Liquidity = Goood
Today, IP ownership is concentrated in the hands of a few select stakeholders. Fractional ownership could lower the barriers to entry, democratise the investing landscape, and provide artists with capital from early supporters.
Music copyright as a liquid asset will increase the amount of money invested in the asset class as a whole—total money invested in a particular asset class is directly proportional to its liquidity.
More liquidity would also lead to more accurate valuations of copyrights, as there would be more transactions to base the valuations on.
Labels currently don’t really offer early-stage support. They act as late-stage, “growth” investors once an artist has a proven track-record. No major label is taking creative risks. Think about it—when was the last time we saw a major push the cultural envelope?
Fractionalised ownership can change this. By democratising the investment landscape, fans and other aligned individuals could provide the capital that cutting-edge artist projects need.
Just to be clear, this is not patronage. This is financially incentivised individuals investing in true creative innovation. Whether it will actually end up happening is up for debate of course. But we can all admit that it’s definitely better than 4 companies dictating the future of culture.
Who is this for?
This model could be viable for artists who:
Wish to avoid major label control but need major label budgets to manifest their creative vision.
Have a high risk appetite and are okay with directly linking their social capital with their financial capital. (being cancelled would not just mean social ruin, it would mean financial ruin. Fandom is fickle!)
Want to use this as a way to bootstrap their “mainstream” career → a way to indicate PMF and use that as bargaining power to secure an institutional deal.
Part 2 of this essay will include what the artist teams leveraging this model could look like. What happens when managers become community managers, and community managers become investor relationship managers?
Adoption - what will it take?
Intermediaries will be crucial for this new model to see mainstream adoption. They will act as the capital inflow and royalty outflow interface connecting artists and fans/investors. They will help us prevent complex rights management BUT ensure we retain the social aspect of music, which is very important. Ideally, these intermediaries would be sufficiently decentralised to ensure the collective interests of all micro-invested fans and artists are represented democratically.
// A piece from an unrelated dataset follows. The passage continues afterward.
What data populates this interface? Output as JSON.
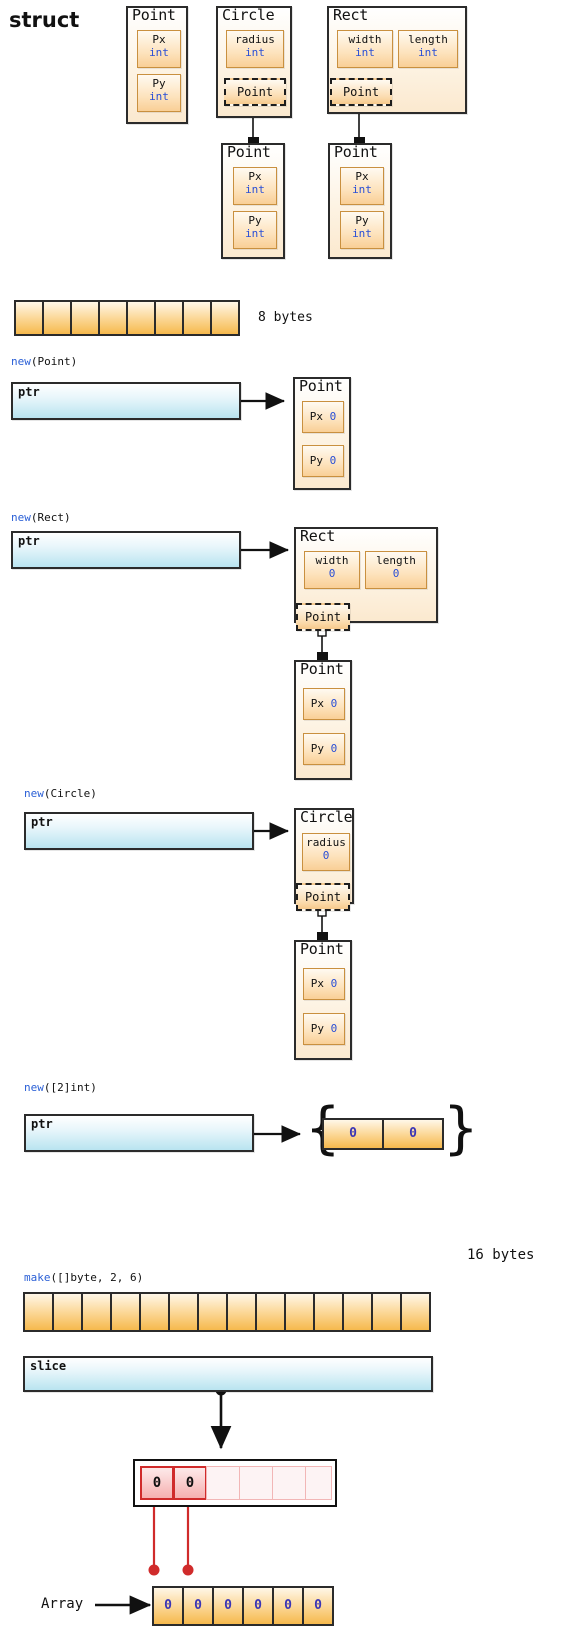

Intermediaries will orchestrate status games at the front, and rights management at the back.
On the front end, the intermediary could act as an arena for:
Seamlessly integrating the investment, ownership, and consumption experience on the same platform—helping us enjoy music but also play status games, which, as we all know, are very important.
Provide governance i.e. “investor relationship management” tools for artists—how much control should the micro invested fans/capital providers have? What decisions should they have a say in? (more on this in part 2)
Make sure the investment experience is frictionless and high-trust. This could mean using traditional payment rails like Visa, not just web3. It could also mean ensuring investors do their KYC and other regulatory compliance measures.
On the backend, intermediaries could:
Mitigate the complexities of rights management by collectively representing multiple capital providers as one entity to whom the metadata is linked.
Act as a conduit for payouts to each investor.
The ECF model was limited due to rights management complexities. Multiple micro investors meant fragmented interests and worse, fragmented metadata. A sufficiently decentralised, interoperable protocol could solve this.
The current ownership model in music is broken. Music NFTs are powerful, but they are based on a scarcity model. As long as we treat music as a fixed supply store of value, i.e. gold, we’re limiting ourselves to its true potential. Fractionalised ownership on the other hand, enables a productive assets model for music. It treats music like the S&P 500. A compounding source of value.
Fractionalised ownership in music is an interesting problem to solve because it sits at the convergence of fandom and finance. How projects balance these two factors will be key to their success.